Provide the material again, with every line intact and exact.

+++ GIVEN ENTRIES

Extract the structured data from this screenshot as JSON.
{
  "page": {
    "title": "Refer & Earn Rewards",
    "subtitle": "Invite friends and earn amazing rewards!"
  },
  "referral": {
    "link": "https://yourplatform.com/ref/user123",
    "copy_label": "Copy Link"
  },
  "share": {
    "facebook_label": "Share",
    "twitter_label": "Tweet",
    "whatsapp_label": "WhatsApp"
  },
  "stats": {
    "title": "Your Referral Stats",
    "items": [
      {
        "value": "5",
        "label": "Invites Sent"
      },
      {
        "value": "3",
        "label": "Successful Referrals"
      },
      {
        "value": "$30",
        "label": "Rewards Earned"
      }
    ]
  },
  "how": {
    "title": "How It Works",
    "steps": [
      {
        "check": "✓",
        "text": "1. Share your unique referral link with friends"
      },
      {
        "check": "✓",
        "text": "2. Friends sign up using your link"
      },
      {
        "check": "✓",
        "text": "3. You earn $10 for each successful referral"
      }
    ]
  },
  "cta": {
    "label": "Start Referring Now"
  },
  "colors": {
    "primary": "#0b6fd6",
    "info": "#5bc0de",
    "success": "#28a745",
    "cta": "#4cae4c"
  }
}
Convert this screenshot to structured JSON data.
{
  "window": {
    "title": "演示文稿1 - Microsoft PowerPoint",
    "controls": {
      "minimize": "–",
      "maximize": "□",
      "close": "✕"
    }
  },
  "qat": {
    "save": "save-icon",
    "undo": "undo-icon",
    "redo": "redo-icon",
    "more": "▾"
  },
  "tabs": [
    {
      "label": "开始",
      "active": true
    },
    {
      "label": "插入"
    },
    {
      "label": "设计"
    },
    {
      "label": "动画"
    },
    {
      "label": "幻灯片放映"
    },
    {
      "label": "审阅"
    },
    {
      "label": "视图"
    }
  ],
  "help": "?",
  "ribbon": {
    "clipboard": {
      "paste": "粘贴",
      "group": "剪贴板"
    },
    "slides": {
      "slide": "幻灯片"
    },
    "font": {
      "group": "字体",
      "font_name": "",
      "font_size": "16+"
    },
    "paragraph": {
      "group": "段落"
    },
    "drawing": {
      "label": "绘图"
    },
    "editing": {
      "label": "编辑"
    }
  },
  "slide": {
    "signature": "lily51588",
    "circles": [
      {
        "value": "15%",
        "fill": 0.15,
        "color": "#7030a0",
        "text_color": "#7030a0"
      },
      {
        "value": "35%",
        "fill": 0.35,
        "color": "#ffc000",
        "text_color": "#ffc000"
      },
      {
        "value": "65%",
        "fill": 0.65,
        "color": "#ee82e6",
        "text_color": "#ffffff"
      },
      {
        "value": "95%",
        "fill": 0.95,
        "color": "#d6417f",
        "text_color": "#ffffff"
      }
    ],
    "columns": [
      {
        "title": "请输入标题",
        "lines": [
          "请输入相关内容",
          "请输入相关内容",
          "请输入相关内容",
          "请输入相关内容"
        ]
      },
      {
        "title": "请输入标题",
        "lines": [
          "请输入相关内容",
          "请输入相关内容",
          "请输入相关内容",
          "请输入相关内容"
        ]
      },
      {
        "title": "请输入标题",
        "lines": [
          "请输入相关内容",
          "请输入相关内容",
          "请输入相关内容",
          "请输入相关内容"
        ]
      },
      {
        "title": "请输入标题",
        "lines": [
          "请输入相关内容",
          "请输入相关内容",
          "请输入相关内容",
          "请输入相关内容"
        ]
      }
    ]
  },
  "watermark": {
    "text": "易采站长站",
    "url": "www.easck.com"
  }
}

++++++

:: TASK SOLUTION ::
Extract the structured data from this screenshot as JSON.
{
  "page": {
    "title": "Refer & Earn Rewards",
    "subtitle": "Invite friends and earn amazing rewards!"
  },
  "referral": {
    "link": "https://yourplatform.com/ref/user123",
    "copy_label": "Copy Link"
  },
  "share": {
    "facebook_label": "Share",
    "twitter_label": "Tweet",
    "whatsapp_label": "WhatsApp"
  },
  "stats": {
    "title": "Your Referral Stats",
    "items": [
      {
        "value": "5",
        "label": "Invites Sent"
      },
      {
        "value": "3",
        "label": "Successful Referrals"
      },
      {
        "value": "$30",
        "label": "Rewards Earned"
      }
    ]
  },
  "how": {
    "title": "How It Works",
    "steps": [
      {
        "check": "✓",
        "text": "1. Share your unique referral link with friends"
      },
      {
        "check": "✓",
        "text": "2. Friends sign up using your link"
      },
      {
        "check": "✓",
        "text": "3. You earn $10 for each successful referral"
      }
    ]
  },
  "cta": {
    "label": "Start Referring Now"
  },
  "colors": {
    "primary": "#0b6fd6",
    "info": "#5bc0de",
    "success": "#28a745",
    "cta": "#4cae4c"
  }
}
Convert this screenshot to structured JSON data.
{
  "window": {
    "title": "演示文稿1 - Microsoft PowerPoint",
    "controls": {
      "minimize": "–",
      "maximize": "□",
      "close": "✕"
    }
  },
  "qat": {
    "save": "save-icon",
    "undo": "undo-icon",
    "redo": "redo-icon",
    "more": "▾"
  },
  "tabs": [
    {
      "label": "开始",
      "active": true
    },
    {
      "label": "插入"
    },
    {
      "label": "设计"
    },
    {
      "label": "动画"
    },
    {
      "label": "幻灯片放映"
    },
    {
      "label": "审阅"
    },
    {
      "label": "视图"
    }
  ],
  "help": "?",
  "ribbon": {
    "clipboard": {
      "paste": "粘贴",
      "group": "剪贴板"
    },
    "slides": {
      "slide": "幻灯片"
    },
    "font": {
      "group": "字体",
      "font_name": "",
      "font_size": "16+"
    },
    "paragraph": {
      "group": "段落"
    },
    "drawing": {
      "label": "绘图"
    },
    "editing": {
      "label": "编辑"
    }
  },
  "slide": {
    "signature": "lily51588",
    "circles": [
      {
        "value": "15%",
        "fill": 0.15,
        "color": "#7030a0",
        "text_color": "#7030a0"
      },
      {
        "value": "35%",
        "fill": 0.35,
        "color": "#ffc000",
        "text_color": "#ffc000"
      },
      {
        "value": "65%",
        "fill": 0.65,
        "color": "#ee82e6",
        "text_color": "#ffffff"
      },
      {
        "value": "95%",
        "fill": 0.95,
        "color": "#d6417f",
        "text_color": "#ffffff"
      }
    ],
    "columns": [
      {
        "title": "请输入标题",
        "lines": [
          "请输入相关内容",
          "请输入相关内容",
          "请输入相关内容",
          "请输入相关内容"
        ]
      },
      {
        "title": "请输入标题",
        "lines": [
          "请输入相关内容",
          "请输入相关内容",
          "请输入相关内容",
          "请输入相关内容"
        ]
      },
      {
        "title": "请输入标题",
        "lines": [
          "请输入相关内容",
          "请输入相关内容",
          "请输入相关内容",
          "请输入相关内容"
        ]
      },
      {
        "title": "请输入标题",
        "lines": [
          "请输入相关内容",
          "请输入相关内容",
          "请输入相关内容",
          "请输入相关内容"
        ]
      }
    ]
  },
  "watermark": {
    "text": "易采站长站",
    "url": "www.easck.com"
  }
}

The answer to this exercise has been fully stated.